→ **Problem description**:
Find the lines of the records in which the word "true" appears and report how many there are, as a number alone.

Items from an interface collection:
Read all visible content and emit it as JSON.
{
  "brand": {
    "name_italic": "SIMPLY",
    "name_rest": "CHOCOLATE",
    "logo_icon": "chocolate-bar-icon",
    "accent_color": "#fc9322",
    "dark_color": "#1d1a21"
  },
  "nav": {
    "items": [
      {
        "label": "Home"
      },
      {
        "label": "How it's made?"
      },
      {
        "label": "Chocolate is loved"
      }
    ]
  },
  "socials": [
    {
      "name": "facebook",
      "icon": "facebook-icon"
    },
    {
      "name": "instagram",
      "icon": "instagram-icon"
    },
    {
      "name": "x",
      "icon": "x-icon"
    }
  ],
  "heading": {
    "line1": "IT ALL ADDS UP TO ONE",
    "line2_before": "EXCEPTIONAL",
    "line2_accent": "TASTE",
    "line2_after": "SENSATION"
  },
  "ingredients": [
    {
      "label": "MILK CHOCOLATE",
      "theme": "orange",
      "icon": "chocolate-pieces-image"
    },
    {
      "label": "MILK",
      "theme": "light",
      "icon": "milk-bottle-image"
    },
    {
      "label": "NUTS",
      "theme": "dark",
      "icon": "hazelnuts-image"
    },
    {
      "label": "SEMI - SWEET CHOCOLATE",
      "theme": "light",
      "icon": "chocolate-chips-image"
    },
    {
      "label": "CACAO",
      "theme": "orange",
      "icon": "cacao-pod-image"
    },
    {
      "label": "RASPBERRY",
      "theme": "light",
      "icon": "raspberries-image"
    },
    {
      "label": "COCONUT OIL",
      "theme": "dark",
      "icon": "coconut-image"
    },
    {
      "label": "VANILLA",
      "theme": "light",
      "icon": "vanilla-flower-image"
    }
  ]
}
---
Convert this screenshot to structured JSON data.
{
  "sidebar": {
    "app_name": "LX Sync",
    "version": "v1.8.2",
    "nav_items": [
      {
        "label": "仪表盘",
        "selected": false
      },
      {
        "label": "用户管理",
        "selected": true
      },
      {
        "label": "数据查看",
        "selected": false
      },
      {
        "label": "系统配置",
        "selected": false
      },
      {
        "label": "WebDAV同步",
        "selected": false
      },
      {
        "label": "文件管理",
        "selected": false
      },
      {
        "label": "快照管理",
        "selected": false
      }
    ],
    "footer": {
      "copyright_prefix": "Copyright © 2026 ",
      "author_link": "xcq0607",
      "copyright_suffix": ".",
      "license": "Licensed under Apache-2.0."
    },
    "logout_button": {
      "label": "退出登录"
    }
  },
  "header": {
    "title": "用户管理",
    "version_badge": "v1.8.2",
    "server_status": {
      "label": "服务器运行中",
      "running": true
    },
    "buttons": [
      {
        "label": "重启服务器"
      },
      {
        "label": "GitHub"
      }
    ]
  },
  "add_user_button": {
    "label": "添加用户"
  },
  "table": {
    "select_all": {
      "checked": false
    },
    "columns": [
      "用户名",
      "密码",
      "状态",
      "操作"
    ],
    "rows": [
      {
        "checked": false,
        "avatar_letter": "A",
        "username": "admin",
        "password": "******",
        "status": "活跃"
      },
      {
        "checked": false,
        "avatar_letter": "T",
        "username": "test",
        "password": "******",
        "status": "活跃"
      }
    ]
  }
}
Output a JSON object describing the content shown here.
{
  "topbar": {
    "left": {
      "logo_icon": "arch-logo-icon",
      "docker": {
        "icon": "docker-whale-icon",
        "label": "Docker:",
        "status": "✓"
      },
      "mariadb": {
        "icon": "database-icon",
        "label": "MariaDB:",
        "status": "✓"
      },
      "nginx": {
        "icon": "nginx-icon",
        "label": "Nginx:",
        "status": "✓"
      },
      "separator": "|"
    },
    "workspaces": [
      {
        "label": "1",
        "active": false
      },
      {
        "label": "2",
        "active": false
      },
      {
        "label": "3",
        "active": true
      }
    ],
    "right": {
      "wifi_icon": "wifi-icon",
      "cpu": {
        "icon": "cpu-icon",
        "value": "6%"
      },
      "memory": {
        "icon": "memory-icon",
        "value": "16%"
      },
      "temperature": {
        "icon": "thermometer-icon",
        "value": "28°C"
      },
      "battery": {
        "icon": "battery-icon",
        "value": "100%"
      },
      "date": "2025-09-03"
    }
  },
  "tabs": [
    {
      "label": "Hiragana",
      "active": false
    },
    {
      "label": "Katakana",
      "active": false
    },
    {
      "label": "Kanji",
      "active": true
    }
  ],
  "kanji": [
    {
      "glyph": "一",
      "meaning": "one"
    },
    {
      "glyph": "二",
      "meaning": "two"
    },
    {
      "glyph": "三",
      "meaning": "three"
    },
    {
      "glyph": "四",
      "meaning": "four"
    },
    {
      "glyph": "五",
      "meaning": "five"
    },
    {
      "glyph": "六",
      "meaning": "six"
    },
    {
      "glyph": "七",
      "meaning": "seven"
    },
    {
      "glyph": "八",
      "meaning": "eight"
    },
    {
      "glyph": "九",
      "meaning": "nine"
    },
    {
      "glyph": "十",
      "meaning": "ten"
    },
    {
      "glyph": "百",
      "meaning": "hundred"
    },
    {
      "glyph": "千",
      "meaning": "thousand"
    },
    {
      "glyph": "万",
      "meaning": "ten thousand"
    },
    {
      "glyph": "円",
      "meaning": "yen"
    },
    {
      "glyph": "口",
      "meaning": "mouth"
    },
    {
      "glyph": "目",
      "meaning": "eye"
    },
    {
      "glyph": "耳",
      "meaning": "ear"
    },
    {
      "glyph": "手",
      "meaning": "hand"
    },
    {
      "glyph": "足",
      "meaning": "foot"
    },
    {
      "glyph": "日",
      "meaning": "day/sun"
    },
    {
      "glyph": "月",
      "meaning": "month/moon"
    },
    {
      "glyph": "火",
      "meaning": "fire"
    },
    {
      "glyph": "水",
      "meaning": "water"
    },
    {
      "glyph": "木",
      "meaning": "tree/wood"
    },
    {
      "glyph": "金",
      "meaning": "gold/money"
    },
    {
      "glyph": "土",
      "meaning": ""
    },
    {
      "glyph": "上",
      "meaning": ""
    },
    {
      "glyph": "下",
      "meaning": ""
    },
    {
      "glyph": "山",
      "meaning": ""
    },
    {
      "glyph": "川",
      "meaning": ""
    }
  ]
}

→ **Output of the exercise**:
4